REQUIRED WORK:
Nothing should change. Output the data exactly.
··· THE RECORDS ···
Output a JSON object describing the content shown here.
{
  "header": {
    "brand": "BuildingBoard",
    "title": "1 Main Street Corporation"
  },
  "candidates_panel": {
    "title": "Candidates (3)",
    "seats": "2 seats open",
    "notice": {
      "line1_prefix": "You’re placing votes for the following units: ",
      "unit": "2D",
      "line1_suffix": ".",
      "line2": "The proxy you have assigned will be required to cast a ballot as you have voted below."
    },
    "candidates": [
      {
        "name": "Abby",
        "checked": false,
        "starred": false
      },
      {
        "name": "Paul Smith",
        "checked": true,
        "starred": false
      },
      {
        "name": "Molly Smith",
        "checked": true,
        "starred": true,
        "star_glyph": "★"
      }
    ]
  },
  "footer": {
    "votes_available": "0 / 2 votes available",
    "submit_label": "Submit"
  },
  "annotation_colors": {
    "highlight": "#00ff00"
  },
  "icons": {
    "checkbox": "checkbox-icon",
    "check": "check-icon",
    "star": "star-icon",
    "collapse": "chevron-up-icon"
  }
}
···
RESPONSE TO THIS EXERCISE:
Output a JSON object describing the content shown here.
{
  "header": {
    "brand": "BuildingBoard",
    "title": "1 Main Street Corporation"
  },
  "candidates_panel": {
    "title": "Candidates (3)",
    "seats": "2 seats open",
    "notice": {
      "line1_prefix": "You’re placing votes for the following units: ",
      "unit": "2D",
      "line1_suffix": ".",
      "line2": "The proxy you have assigned will be required to cast a ballot as you have voted below."
    },
    "candidates": [
      {
        "name": "Abby",
        "checked": false,
        "starred": false
      },
      {
        "name": "Paul Smith",
        "checked": true,
        "starred": false
      },
      {
        "name": "Molly Smith",
        "checked": true,
        "starred": true,
        "star_glyph": "★"
      }
    ]
  },
  "footer": {
    "votes_available": "0 / 2 votes available",
    "submit_label": "Submit"
  },
  "annotation_colors": {
    "highlight": "#00ff00"
  },
  "icons": {
    "checkbox": "checkbox-icon",
    "check": "check-icon",
    "star": "star-icon",
    "collapse": "chevron-up-icon"
  }
}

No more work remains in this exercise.